The North Dakota National Guard’s support of COVID-19 testing and vaccination operations will end March 17. Gov. Doug Burgum activated the National Guard’s to help with the pandemic response two years ago.
North Dakota Gov. Doug Burgum announced Thursday, March 10, the state will pull back on its response to the COVID-19 pandemic as infection numbers fall.
Going forward, the state will treat COVID-19 as an endemic disease, meaning the virus is still present but the case count is more stable, Burgum said in a news release.
The North Dakota National Guard’s support of COVID-19 testing and vaccination operations will end March 17. Burgum activated the National Guard to help with the pandemic response two years ago.
Starting next week, the state Department of Health will begin reporting COVID-19 infection data weekly instead of daily.
Burgum said the emergence of COVID-19 treatment and prevention options allows North Dakota to take a new approach to pandemic response.
“As we prepare to shift into a new phase and learn to live with this virus, we have resources and tools that were not available two years ago,” the Republican governor said. “Research, vaccines, monoclonal antibodies, antivirals and at-home test kits have changed what we know about the virus and how we respond in our communities.”
However, State Health Officer Dr. Nizar Wehbi said the state will maintain its pandemic response capacity in case another surge or variant emerges.
North Dakota’s COVID-19 case count has fallen sharply since a winter spike driven by the highly infectious omicron variant.

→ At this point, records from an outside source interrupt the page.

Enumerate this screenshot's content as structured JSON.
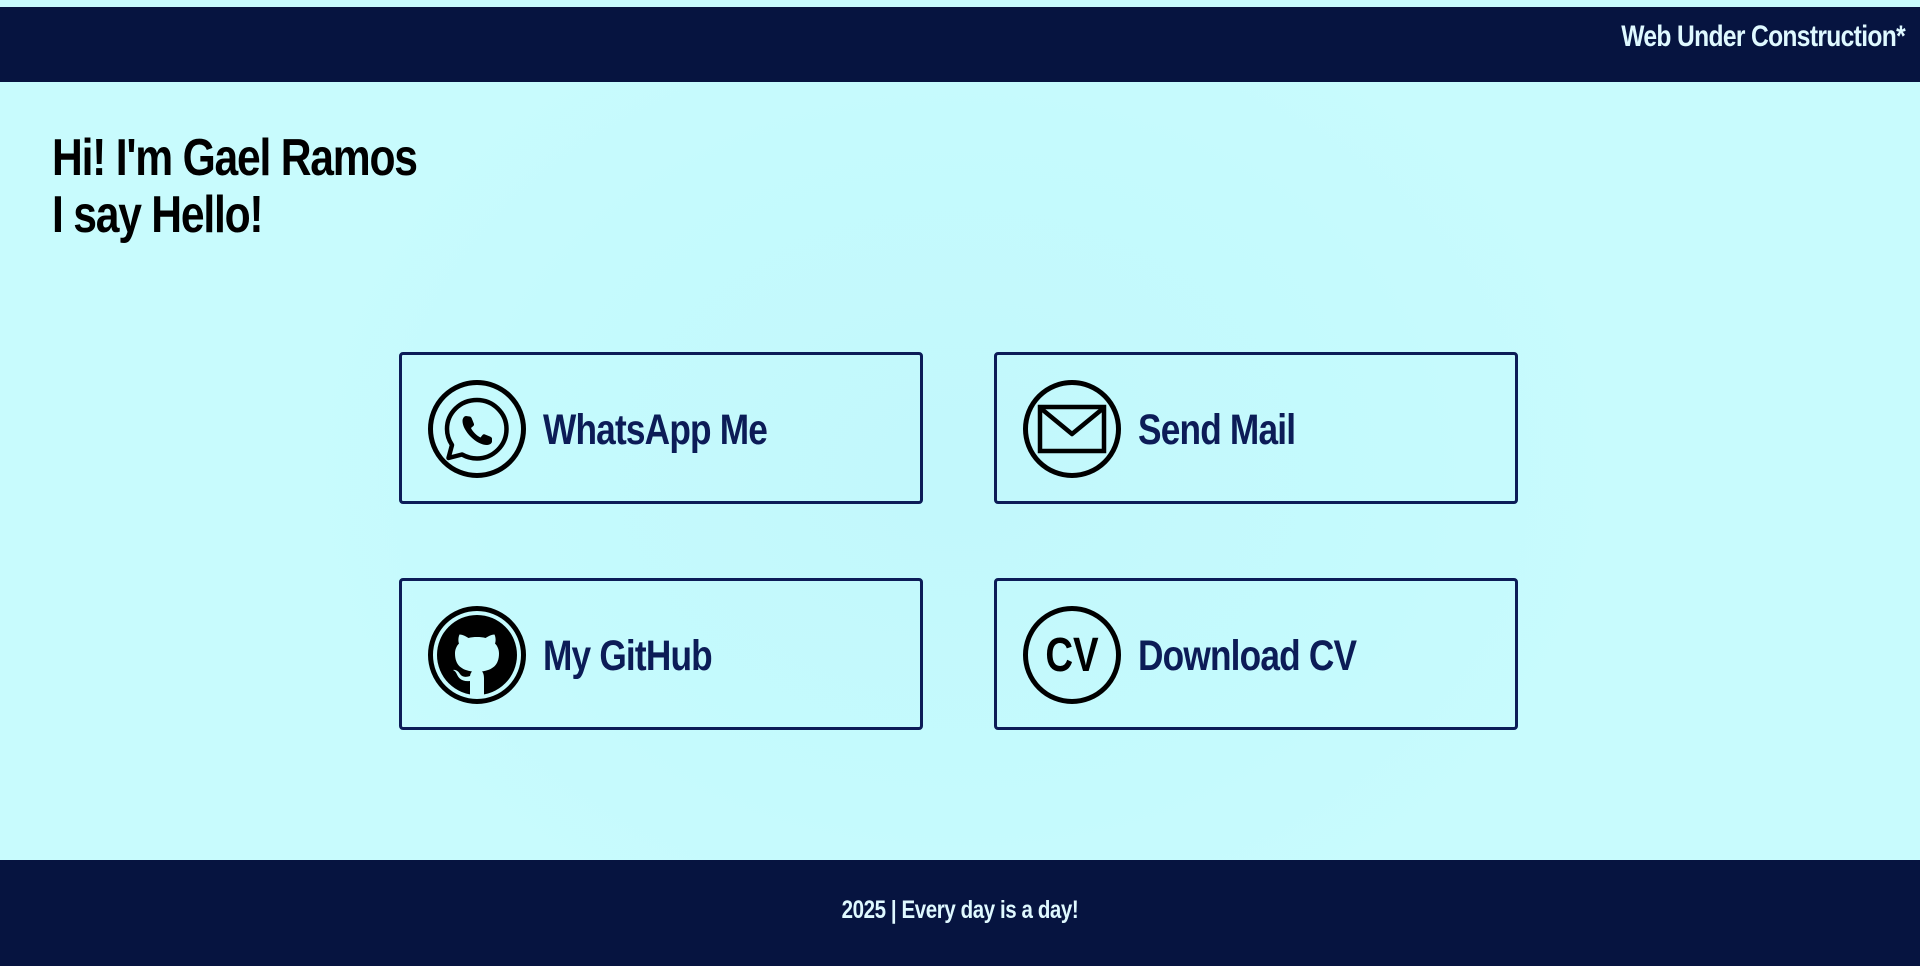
{
  "header": {
    "title": "Web Under Construction*"
  },
  "hero": {
    "line1": "Hi! I'm Gael Ramos",
    "line2": "I say Hello!"
  },
  "cards": [
    {
      "label": "WhatsApp Me",
      "icon": "whatsapp-icon"
    },
    {
      "label": "Send Mail",
      "icon": "mail-icon"
    },
    {
      "label": "My GitHub",
      "icon": "github-icon"
    },
    {
      "label": "Download CV",
      "icon": "cv-icon",
      "icon_text": "CV"
    }
  ],
  "footer": {
    "text": "2025 | Every day is a day!"
  },
  "colors": {
    "background": "#c7fbfd",
    "header_bg": "#061440",
    "accent": "#0c1c57",
    "header_text": "#dff9ff"
  }
}
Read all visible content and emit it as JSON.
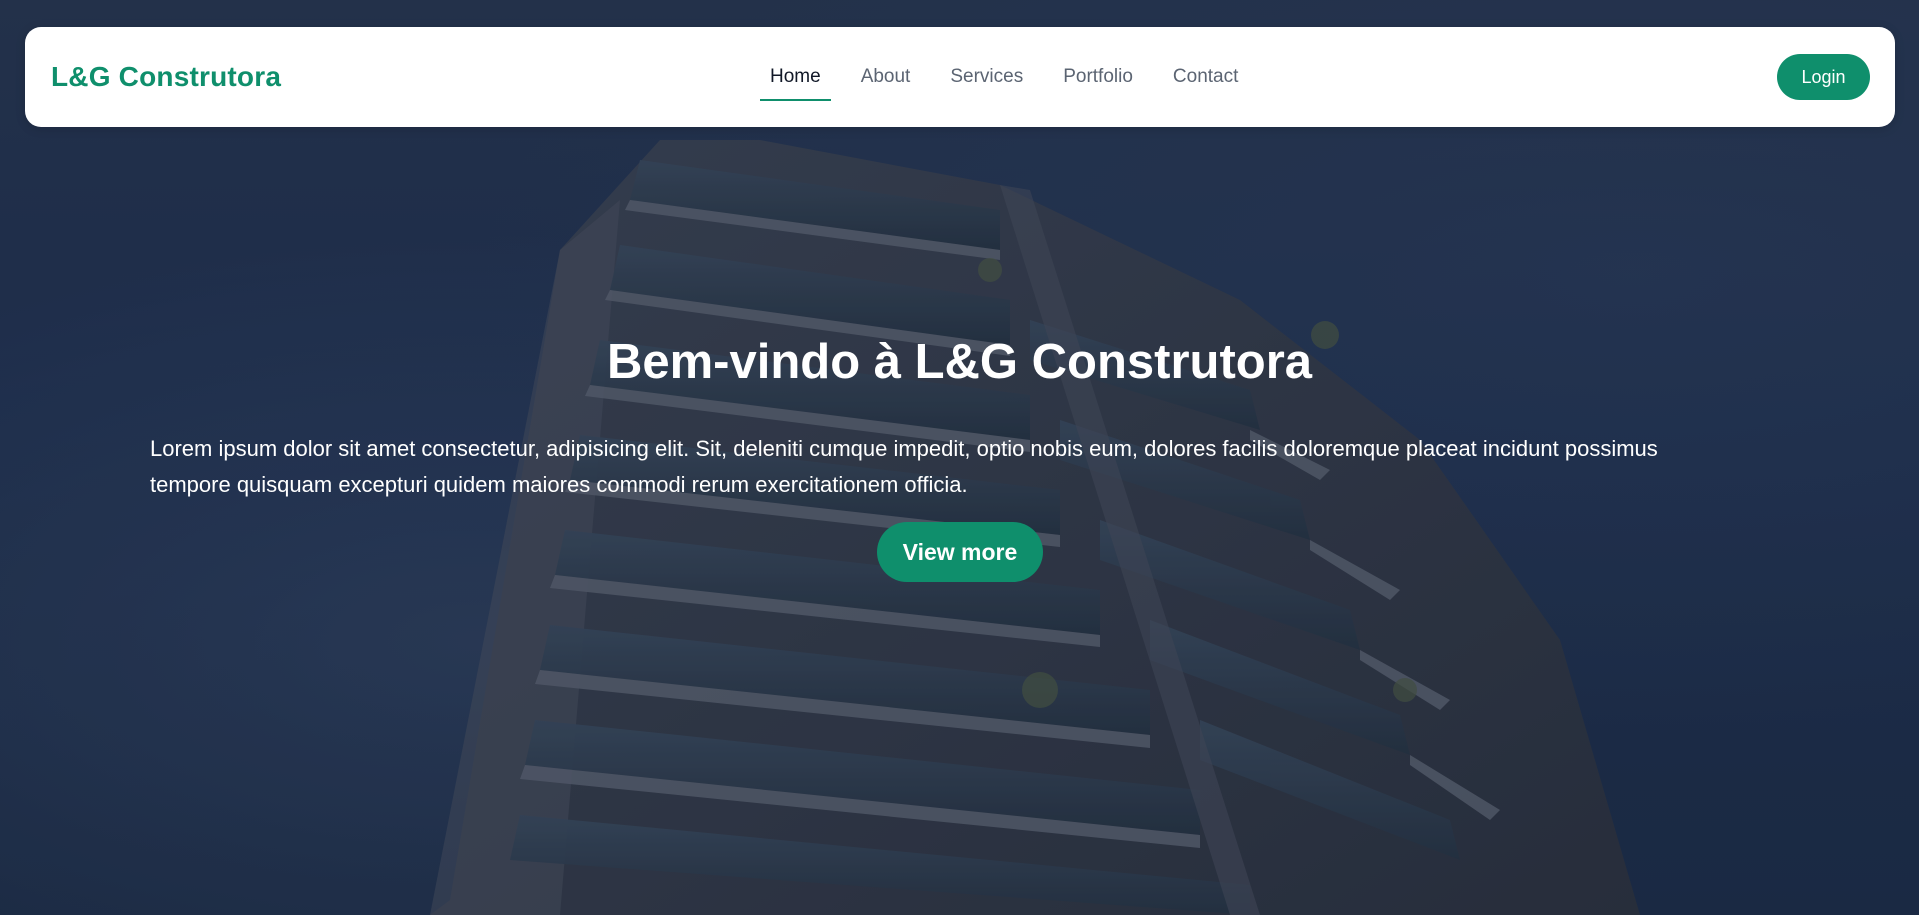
{
  "brand": {
    "name": "L&G Construtora",
    "accent_color": "#0f8f6c"
  },
  "nav": {
    "items": [
      {
        "label": "Home",
        "active": true
      },
      {
        "label": "About",
        "active": false
      },
      {
        "label": "Services",
        "active": false
      },
      {
        "label": "Portfolio",
        "active": false
      },
      {
        "label": "Contact",
        "active": false
      }
    ],
    "login_label": "Login"
  },
  "hero": {
    "title": "Bem-vindo à L&G Construtora",
    "text": "Lorem ipsum dolor sit amet consectetur, adipisicing elit. Sit, deleniti cumque impedit, optio nobis eum, dolores facilis doloremque placeat incidunt possimus tempore quisquam excepturi quidem maiores commodi rerum exercitationem officia.",
    "button_label": "View more"
  }
}
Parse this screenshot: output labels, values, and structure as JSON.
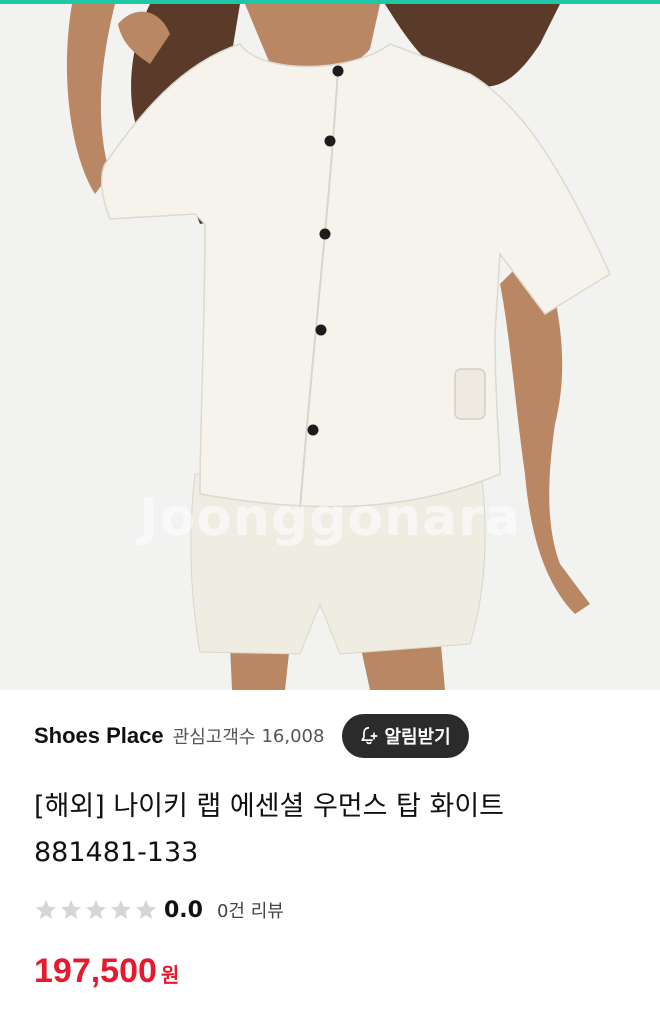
{
  "hero": {
    "watermark": "Joonggonara",
    "image_alt": "model wearing white short-sleeve button shirt and shorts"
  },
  "seller": {
    "name": "Shoes Place",
    "follower_label": "관심고객수",
    "follower_count": "16,008",
    "alarm_button_label": "알림받기",
    "alarm_icon": "bell-plus-icon"
  },
  "product": {
    "title_line1": "[해외] 나이키 랩 에센셜 우먼스 탑 화이트",
    "title_line2": "881481-133"
  },
  "rating": {
    "stars_filled": 0,
    "stars_total": 5,
    "score": "0.0",
    "review_count_label": "0건 리뷰"
  },
  "price": {
    "amount": "197,500",
    "unit": "원"
  },
  "colors": {
    "accent_top": "#1fc7a4",
    "price": "#e8182f",
    "alarm_button_bg": "#2b2b2b",
    "star_empty": "#d6d6d6"
  }
}
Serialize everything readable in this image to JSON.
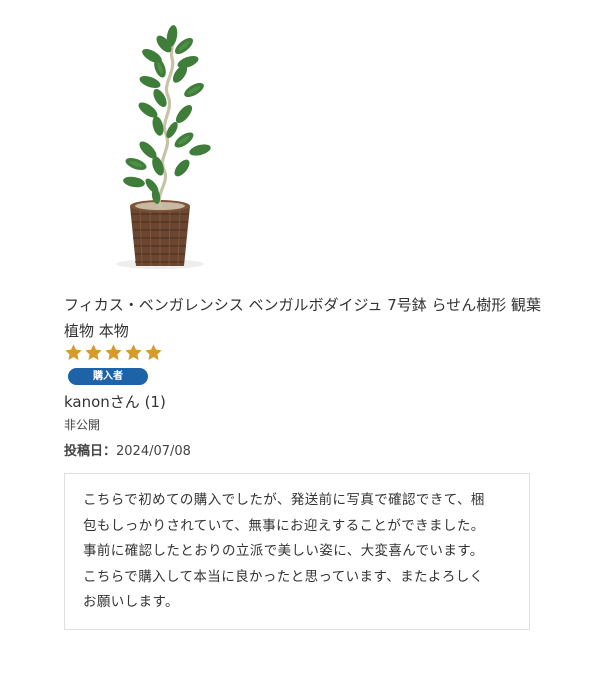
{
  "product": {
    "title": "フィカス・ベンガレンシス ベンガルボダイジュ 7号鉢 らせん樹形 観葉植物 本物",
    "image_icon": "potted-plant-image"
  },
  "review": {
    "rating": 5,
    "rating_max": 5,
    "star_color": "#d69a2d",
    "badge_label": "購入者",
    "badge_color": "#1e63a8",
    "reviewer_name": "kanonさん (1)",
    "age": "非公開",
    "date_label": "投稿日：",
    "date_value": "2024/07/08",
    "body": "こちらで初めての購入でしたが、発送前に写真で確認できて、梱\n包もしっかりされていて、無事にお迎えすることができました。\n事前に確認したとおりの立派で美しい姿に、大変喜んでいます。\nこちらで購入して本当に良かったと思っています、またよろしく\nお願いします。"
  }
}
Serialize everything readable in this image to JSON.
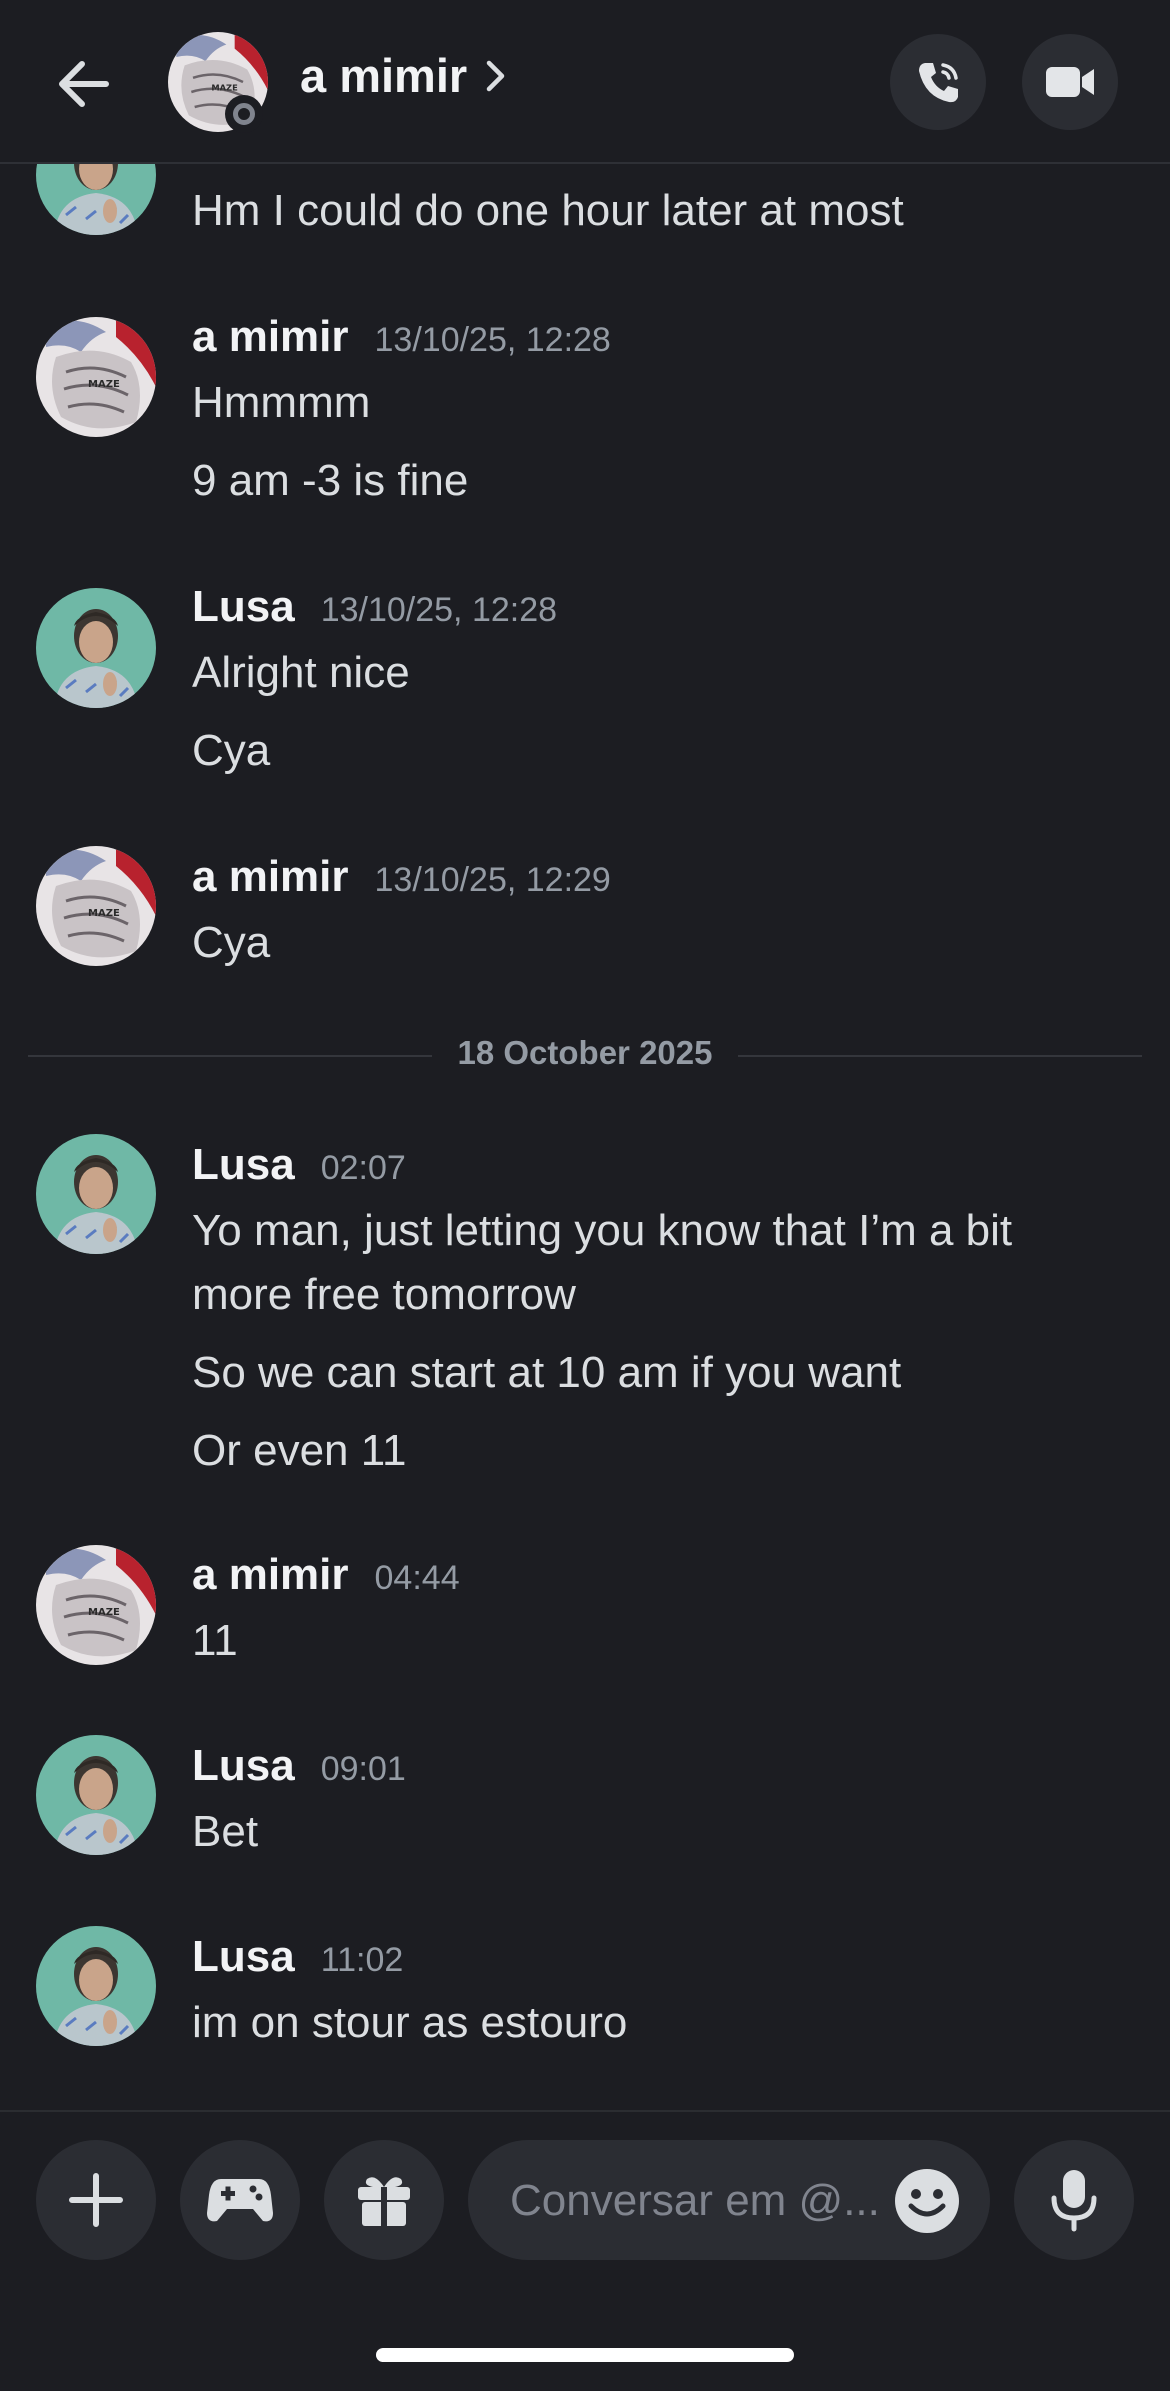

The state recorded more than 12,000 active cases in late January, but that number sat at fewer than 400 on Thursday. Over that same span, hospitalizations have come down from nearly 200 to 56.
Despite state-backed campaigns promoting the vaccine, only 54.5% of residents are considered fully vaccinated, putting North Dakota tenth to last in inoculation rate nationally, according to the Centers for Disease Control and Prevention. More than 65% of Americans are fully vaccinated.
Democratic House Minority Leader Josh Boschee said the governor’s decision looked like a prudent move, given the reality of the state’s inability to eradicate the virus through mitigation measures advised by public health experts.
The Fargo Democrat called the announcement “a recognition of what many of us know:” that COVID-19 is a disease that will be “with us for a long time or forever” because of resistance to pandemic measures that have prevented the state from doing away with the virus.
“It’s our new normal,” he said.
Health experts like Wehbi recommend vaccination for residents 5 and up, including those who have previously recovered from COVID-19. In North Dakota, people who received the vaccine and booster dose are 3.7 times less likely to be hospitalized with COVID-19 than those who are not fully vaccinated.
Since the pandemic first hit North Dakota in March 2020, the state has reported 2,218 COVID-19 deaths, including 1,035 fatalities in nursing homes and other long-term care facilities.
Wehbi urged North Dakotans to continue staying home when sick and consider adding at-home COVID-19 tests to their medicine cabinets.